In 2001, the American Political Science Association (APSA) initiated a Task Force on Inequality and American Democracy, chaired by Lawrence Jacobs and then-APSA President Theda Skocpol. In 2004, the Task force issued a report, a set of critical analyses, teaching materials, and their findings were published in a book, Inequality and American Democracy: What We Know and What We Need to Learn.

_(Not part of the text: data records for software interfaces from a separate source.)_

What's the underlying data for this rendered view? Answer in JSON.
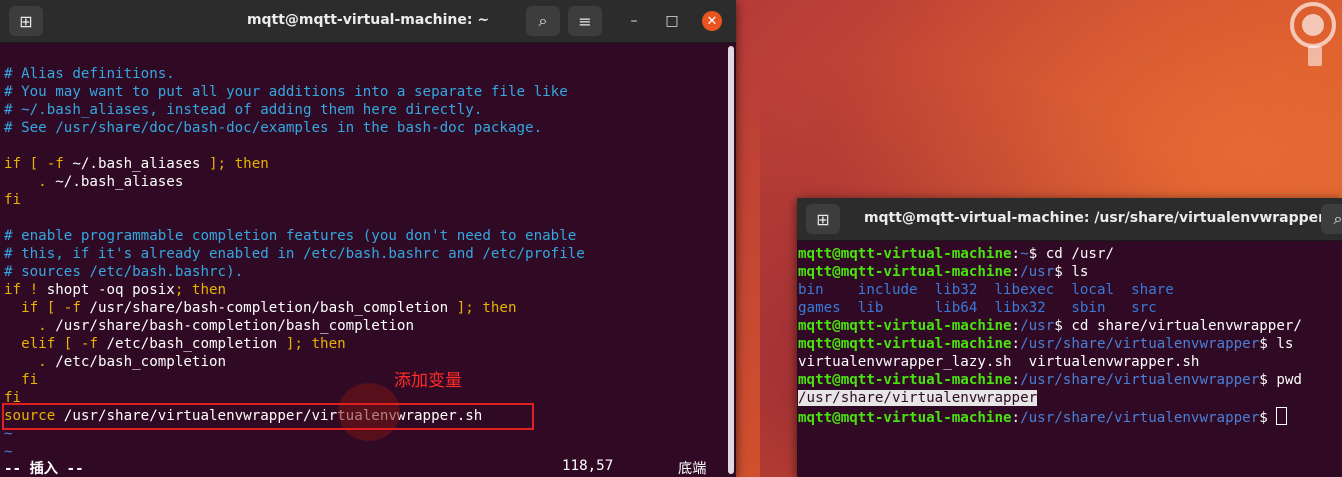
{
  "left_terminal": {
    "title": "mqtt@mqtt-virtual-machine: ~",
    "lines": [
      {
        "cls": "c-comment",
        "text": "# Alias definitions."
      },
      {
        "cls": "c-comment",
        "text": "# You may want to put all your additions into a separate file like"
      },
      {
        "cls": "c-comment",
        "text": "# ~/.bash_aliases, instead of adding them here directly."
      },
      {
        "cls": "c-comment",
        "text": "# See /usr/share/doc/bash-doc/examples in the bash-doc package."
      },
      {
        "cls": "c-white",
        "text": ""
      },
      {
        "parts": [
          {
            "cls": "c-key",
            "text": "if [ "
          },
          {
            "cls": "c-key",
            "text": "-f "
          },
          {
            "cls": "c-white",
            "text": "~/.bash_aliases "
          },
          {
            "cls": "c-key",
            "text": "]; then"
          }
        ]
      },
      {
        "parts": [
          {
            "cls": "c-key",
            "text": "    . "
          },
          {
            "cls": "c-white",
            "text": "~/.bash_aliases"
          }
        ]
      },
      {
        "cls": "c-key",
        "text": "fi"
      },
      {
        "cls": "c-white",
        "text": ""
      },
      {
        "cls": "c-comment",
        "text": "# enable programmable completion features (you don't need to enable"
      },
      {
        "cls": "c-comment",
        "text": "# this, if it's already enabled in /etc/bash.bashrc and /etc/profile"
      },
      {
        "cls": "c-comment",
        "text": "# sources /etc/bash.bashrc)."
      },
      {
        "parts": [
          {
            "cls": "c-key",
            "text": "if ! "
          },
          {
            "cls": "c-white",
            "text": "shopt -oq posix"
          },
          {
            "cls": "c-key",
            "text": "; then"
          }
        ]
      },
      {
        "parts": [
          {
            "cls": "c-key",
            "text": "  if [ "
          },
          {
            "cls": "c-key",
            "text": "-f "
          },
          {
            "cls": "c-white",
            "text": "/usr/share/bash-completion/bash_completion "
          },
          {
            "cls": "c-key",
            "text": "]; then"
          }
        ]
      },
      {
        "parts": [
          {
            "cls": "c-key",
            "text": "    . "
          },
          {
            "cls": "c-white",
            "text": "/usr/share/bash-completion/bash_completion"
          }
        ]
      },
      {
        "parts": [
          {
            "cls": "c-key",
            "text": "  elif [ "
          },
          {
            "cls": "c-key",
            "text": "-f "
          },
          {
            "cls": "c-white",
            "text": "/etc/bash_completion "
          },
          {
            "cls": "c-key",
            "text": "]; then"
          }
        ]
      },
      {
        "parts": [
          {
            "cls": "c-key",
            "text": "    . "
          },
          {
            "cls": "c-white",
            "text": "/etc/bash_completion"
          }
        ]
      },
      {
        "cls": "c-key",
        "text": "  fi"
      },
      {
        "cls": "c-key",
        "text": "fi"
      },
      {
        "parts": [
          {
            "cls": "c-cmd",
            "text": "source "
          },
          {
            "cls": "c-white",
            "text": "/usr/share/virtualenvwrapper/virtualenvwrapper.sh"
          }
        ]
      },
      {
        "cls": "c-tilde",
        "text": "~"
      },
      {
        "cls": "c-tilde",
        "text": "~"
      }
    ],
    "annotation": "添加变量",
    "status_mode": "-- 插入 --",
    "status_pos": "118,57",
    "status_loc": "底端"
  },
  "right_terminal": {
    "title": "mqtt@mqtt-virtual-machine: /usr/share/virtualenvwrapper",
    "lines": [
      {
        "parts": [
          {
            "cls": "green",
            "text": "mqtt@mqtt-virtual-machine"
          },
          {
            "cls": "c-white",
            "text": ":"
          },
          {
            "cls": "blue",
            "text": "~"
          },
          {
            "cls": "c-white",
            "text": "$ cd /usr/"
          }
        ]
      },
      {
        "parts": [
          {
            "cls": "green",
            "text": "mqtt@mqtt-virtual-machine"
          },
          {
            "cls": "c-white",
            "text": ":"
          },
          {
            "cls": "blue",
            "text": "/usr"
          },
          {
            "cls": "c-white",
            "text": "$ ls"
          }
        ]
      },
      {
        "parts": [
          {
            "cls": "dirblue",
            "text": "bin    include  lib32  libexec  local  share"
          }
        ]
      },
      {
        "parts": [
          {
            "cls": "dirblue",
            "text": "games  lib      lib64  libx32   sbin   src"
          }
        ]
      },
      {
        "parts": [
          {
            "cls": "green",
            "text": "mqtt@mqtt-virtual-machine"
          },
          {
            "cls": "c-white",
            "text": ":"
          },
          {
            "cls": "blue",
            "text": "/usr"
          },
          {
            "cls": "c-white",
            "text": "$ cd share/virtualenvwrapper/"
          }
        ]
      },
      {
        "parts": [
          {
            "cls": "green",
            "text": "mqtt@mqtt-virtual-machine"
          },
          {
            "cls": "c-white",
            "text": ":"
          },
          {
            "cls": "blue",
            "text": "/usr/share/virtualenvwrapper"
          },
          {
            "cls": "c-white",
            "text": "$ ls"
          }
        ]
      },
      {
        "parts": [
          {
            "cls": "c-white",
            "text": "virtualenvwrapper_lazy.sh  virtualenvwrapper.sh"
          }
        ]
      },
      {
        "parts": [
          {
            "cls": "green",
            "text": "mqtt@mqtt-virtual-machine"
          },
          {
            "cls": "c-white",
            "text": ":"
          },
          {
            "cls": "blue",
            "text": "/usr/share/virtualenvwrapper"
          },
          {
            "cls": "c-white",
            "text": "$ pwd"
          }
        ]
      },
      {
        "parts": [
          {
            "cls": "sel",
            "text": "/usr/share/virtualenvwrapper"
          }
        ]
      },
      {
        "parts": [
          {
            "cls": "green",
            "text": "mqtt@mqtt-virtual-machine"
          },
          {
            "cls": "c-white",
            "text": ":"
          },
          {
            "cls": "blue",
            "text": "/usr/share/virtualenvwrapper"
          },
          {
            "cls": "c-white",
            "text": "$ "
          }
        ],
        "caret": true
      }
    ]
  }
}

In PS's January 2006 symposium, the authors of the Task Force report respond to a collection of critiques and comments on their work. Some criticism is mild, focusing on what could be added to the report to make it a fuller analysis. Other criticism takes exception to the report's observations, conclusions, and perceived ideological message. Andrea Brandolini and Timothy Smeeding set the stage for the interchange by examining patterns of inequality in Western democracies. Lawrence Jacobs and Theda Skocpol then discuss the creation, scope of work, and achievements of the Task Force on Inequality and American Democracy. The essays that follow alternate between a commentator's response to the report (Robert Weissberg, Frances Fox Piven, and Stephen Bennett) and a reply from a Task Force member (Larry Bartels, Jacob Hacker, and Kay Schlozman). The discussion concludes with Steve Macedo and Christopher Karpowitz's argument in favor of expanding the scope of investigations into economic and political inequality.
"Patterns of Economic Inequality in Western Democracies: Some Facts on Levels and Trends"
"Restoring the Tradition of Rigor and Relevance to Political Science"
"Politicized Psuedo Science"
"Response to 'American Democracy in an Age of Inequality'"
"Comment on 'American Democracy in an Age of Inequality'"
"On Inequality and Political Voice: Response to Stephen Earl Bennett's Critique"
"The Local Roots of American Inequality"